They noted that after Brandy's anus had been cut open "the defendant inserted his penis inside her" and later "laughed when Francisco Martinez rammed a broom handle up her rectum...The child was screaming and begging to be allowed to go home. The defendant and other members of the Deuce-Seven disregarded her cries...Though the defendant's conduct cannot be measured by the acts of Francisco Martinez, the defendant did not intercede in any way to prevent or object to this brutal assault by Francisco Martinez, his lifelong friend and gang associate."
The judges further concluded that "the defendant handcuffed the naked, bleeding child and threw her into a corner with a hood over her head. Trapped in darkness, the child was forced to listen as the defendant conducted and directed the gang's discussions in her presence as to the manner in which she should be executed."
Then, during the ride into the mountains, "the defendant restrained the child as Francisco Martinez leaned from the front passenger seat of the vehicle and stabbed her repeatedly in the midsection." After that, Danny did not "interfere, object or attempt to dissuade" his friend from stabbing Brandy 28 times and heaving her body down the embankment onto the rocks below.
"The defendant never suggested that the child's life should be spared, or attempted in any way to provide physical or emotional support to the child in the last hours of her life."
The two judges found, however, that the state had not proved beyond a reasonable doubt that Danny had intentionally killed a kidnap victim. Their hangup was the word "intentionally." Although they agreed that Brandy had been kidnapped--she was taken against her will from Uncle Joe's to her execution--they concurred that Danny could not have "intended" to kill her because he did not inflict the fatal wounds.
Nor would the judges accept the aggravator that Danny intentionally killed Brandy "in the course of, or furtherance of, or immediate flight therefrom" committing a felony. Once again--although the judges noted the prosecution had proved that Danny committed first-degree assault, first-degree sexual assault and sexual assault on a child by use of force--they balked at the word "intentionally."
The two judges rejected most of the mitigators offered by the defense, including its argument that Danny's participation in the murder "committed by another" was "relatively minor." Nor could Danny blame his conduct on the influence of drugs and alcohol; no one made him drink that night, they said.

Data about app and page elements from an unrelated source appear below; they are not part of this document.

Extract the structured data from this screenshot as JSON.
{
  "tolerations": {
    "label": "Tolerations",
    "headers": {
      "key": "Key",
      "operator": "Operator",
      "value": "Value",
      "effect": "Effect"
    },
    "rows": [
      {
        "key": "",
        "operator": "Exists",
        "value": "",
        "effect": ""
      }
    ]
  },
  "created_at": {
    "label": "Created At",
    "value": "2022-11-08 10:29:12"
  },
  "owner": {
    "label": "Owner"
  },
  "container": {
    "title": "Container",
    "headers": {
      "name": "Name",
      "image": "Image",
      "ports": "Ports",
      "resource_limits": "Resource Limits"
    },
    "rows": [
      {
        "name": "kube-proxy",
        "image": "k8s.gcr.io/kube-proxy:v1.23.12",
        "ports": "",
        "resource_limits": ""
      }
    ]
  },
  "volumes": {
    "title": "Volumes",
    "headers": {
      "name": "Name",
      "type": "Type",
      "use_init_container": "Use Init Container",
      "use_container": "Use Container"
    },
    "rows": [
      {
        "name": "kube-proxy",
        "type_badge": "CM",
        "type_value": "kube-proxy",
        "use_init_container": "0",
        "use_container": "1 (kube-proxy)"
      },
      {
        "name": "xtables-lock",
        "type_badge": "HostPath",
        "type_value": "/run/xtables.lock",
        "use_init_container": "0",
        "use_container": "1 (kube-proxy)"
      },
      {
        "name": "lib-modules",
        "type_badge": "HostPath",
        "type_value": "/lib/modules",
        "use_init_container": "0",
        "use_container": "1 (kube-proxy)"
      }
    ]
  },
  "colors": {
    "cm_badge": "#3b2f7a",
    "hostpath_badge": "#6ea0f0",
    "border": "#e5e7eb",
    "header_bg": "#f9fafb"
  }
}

Under the catchall "any other evidence...that bears on the question of mitigation," the judges had sympathized that "the defendant endured a difficult and even tragic childhood without the support of a traditional family unit or paternal bonding. Almost from birth, he and his siblings had to adjust to changing environments that were largely unstable, underprivileged, non-nurturing, emotionally injurious and even dangerous." They had taken his childhood into account during their deliberations, along with his apology to the family of Brandy DuVall.
Taking the third step, the judges concluded that the aggravators outweighed the mitigators. This made Danny eligible to be considered for the death penalty.
At this fourth step, they noted that Danny's history and background included a long series of decisions to engage in criminal conduct. "The defendant and his brother, Antonio Martinez, established the Deuce-Seven Crenshaw Mafia Gangsters, a subset of the Bloods, in the middle of Crips gang territory," they noted--an act that "evinced an attitude of reckless indifference to the possibilities of violence and confrontation between gangs...The defendant grew up in a gang subculture of violence, and not only adopted its value system, but promoted and encouraged others to do the same."
Danny had his opportunities to avoid the path he was on, they determined. "Even on the night in question, defendant had a chance to leave his uncle's house with his brother, Antonio, but he chose instead to stay with his gang."
The judges recalled that in his statement to Brandy's family, Danny said he couldn't explain what happened in the early-morning hours of May 31, 1997. "But this is not a case about simply making a few wrong turns in life. Many people are raised in difficult circumstances similar to those which confronted the defendant in his formative years. These circumstances do not inevitably lead to a life of crime as chosen by the defendant."
Brandy was only fourteen and petite, the judges wrote, "unable to resist the assault and preparations for her death in any significant way. Her torture was systematic, complete, dehumanizing. The criminal acts committed against her were abhorrent, vicious and merciless."
The judges had not bought into the lawyers' attempts to deflect scrutiny of Danny's culpability by highlighting the criminal actions of his friend, Francisco. "His individual participation in her murder is not rendered marginal merely because he did not hold the murder weapon as it penetrated the victim's body...The fact that the defendant did not administer the lethal wounds is a circumstance which pales when measured against the series of brutal acts leading up to the killing of Brandy DuVall."